JUNEAU — Alaska Gov. Mike Dunleavy added a spending bill to the agenda of the ongoing legislative special session, meeting the demands of lawmakers who said they were unlikely to continue work without it.
Dunleavy has asked the special session to consider a new formula for paying Permanent Fund dividends starting after next year’s elections, but many legislators — principally Democrats — said they were unwilling to consider a change unless they were given the ability to also revise this year’s budget, including the 2021 dividend.
“If there’s no appropriation bill, I think we’re gone,” said Rep. Adam Wool, D-Fairbanks.
Wool and others said that without Thursday’s change, legislators were likely to go home. They might run out the 30-day session with a series of procedural meetings or simply end it early, said Rep. Matt Claman, D-Anchorage.
That’s less likely now.
Senate President Peter Micciche, R-Soldotna, and Senate Minority Leader Tom Begich, D-Anchorage, issued a joint statement Thursday evening praising the governor’s action.
“I appreciate Gov. Dunleavy’s willingness to be flexible and work with the Legislature for the benefit of Alaskans,” Micciche said in a written statement, adding that he hopes the change will build momentum toward a long-term change to the dividend payment formula.
Thursday’s change doesn’t directly deal with a new formula, which likely requires voter approval.
Instead, it allows the Legislature to reconsider this year’s dividend and other issues.
Dunleavy vetoed the 2021 dividend to encourage work on a new formula. He had originally said that consideration of this year’s dividend would come after passage of the new formula, but the first four days of the special session passed without a single hearing.
In addition, legislative disagreements this spring resulted in the de-funding of some programs.
The new spending bill added by the governor would fix many of those issues. It calls for a $2,350 dividend, money for high schoolers’ college scholarships and money for WWAMI, the state’s equivalent of medical school. That funding is subject to legislative approval and could be changed.
Lawmakers said they couldn’t address those issues on their own because they lacked the votes to call their own special session. Without those votes, they must rely on an agenda set by the governor.
“An appropriations bill isn’t technically needed. The problem, however, is that most legislators, nearly all of them, want the Alaskan people to have a dividend. And in order to do that, in the current posture, we need an appropriations bill,” said Rep. Andy Josephson, D-Anchorage.
“We also need an appropriations bill to consider another avenue of dealing with the vetoes because we didn’t override them, and we’re not going to,” he said.
Friday is the deadline for the House and Senate to override any or all of Dunleavy’s budget vetoes; no override vote is planned.
The governor’s new dividend formula would constitutionally guarantee the dividend and pay upwards of $2,500 per person but creates a deficit of between $800 million and $1 billion in 2023.
Projections provided by the Dunleavy administration indicate the deficit would shrink and vanish in subsequent years as oil prices and production rise.
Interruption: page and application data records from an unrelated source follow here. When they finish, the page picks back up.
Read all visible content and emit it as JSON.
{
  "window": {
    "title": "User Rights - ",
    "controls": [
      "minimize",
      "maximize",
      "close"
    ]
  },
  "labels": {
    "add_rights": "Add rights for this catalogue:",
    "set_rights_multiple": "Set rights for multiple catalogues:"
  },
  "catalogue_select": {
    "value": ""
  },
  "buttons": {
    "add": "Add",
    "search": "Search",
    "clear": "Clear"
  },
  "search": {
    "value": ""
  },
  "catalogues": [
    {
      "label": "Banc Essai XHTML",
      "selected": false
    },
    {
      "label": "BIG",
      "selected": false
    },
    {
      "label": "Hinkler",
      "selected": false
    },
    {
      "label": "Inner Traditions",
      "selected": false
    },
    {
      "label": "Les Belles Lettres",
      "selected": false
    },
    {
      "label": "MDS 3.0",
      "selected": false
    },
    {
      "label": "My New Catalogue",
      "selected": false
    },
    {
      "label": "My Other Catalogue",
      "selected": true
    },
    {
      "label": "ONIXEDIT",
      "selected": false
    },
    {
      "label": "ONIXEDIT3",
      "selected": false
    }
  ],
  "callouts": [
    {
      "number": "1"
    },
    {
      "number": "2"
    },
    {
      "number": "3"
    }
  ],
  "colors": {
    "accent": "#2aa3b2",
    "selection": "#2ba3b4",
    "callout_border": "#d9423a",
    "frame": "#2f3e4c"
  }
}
The governor has proposed increased spending from the Alaska Permanent Fund to cover the deficit in the meantime.
That strategy does not have sufficient legislative support, lawmakers say.
“There’s not going to be any serious movement on his fiscal plan,” said Rep. Bart LeBon, R-Fairbanks.
As an alternative, a bipartisan, bicameral working group of eight legislators has proposed a framework that calls for new revenue — likely a statewide sales tax — budget cuts and a tighter state spending cap, allowing the state to afford bigger dividends under a new formula.
A spending bill isn’t needed for any those things, and members of the Alaska House’s Republican minority have repeatedly called for hearings to refine and develop that plan.
“We’ve been here, we have our people here. We’re ready to work, let’s go,” said House Minority Leader Cathy Tilton, R-Wasilla.
Lawmakers who support the governor’s plan say they’re worried by the prospect that the Legislature could now pass a 2021 dividend, then adjourn without addressing the long-term formula.
Dunleavy is running for reelection, and some legislators have begun speculating whether it might make sense to pass an interim dividend this year, then consider serious changes after the election.
“I think that with a year left in his term, people are looking to next year,” Josephson said.
Dunleavy retains the ability to veto any spending bill, including the dividend.
“I think at the end of the day, it all boils down to a lack of trust,” said Rep. Calvin Schrage, I-Anchorage and a member of the group that crafted the alternative plan.
“I think everyone’s worried that each faction is going to try to get their piece out of the process, and then go home and leave the rest unaddressed,” Schrage said. “And so I think we need to deal with things as a package. And until we do that, people are going to be hesitant to move things forward.”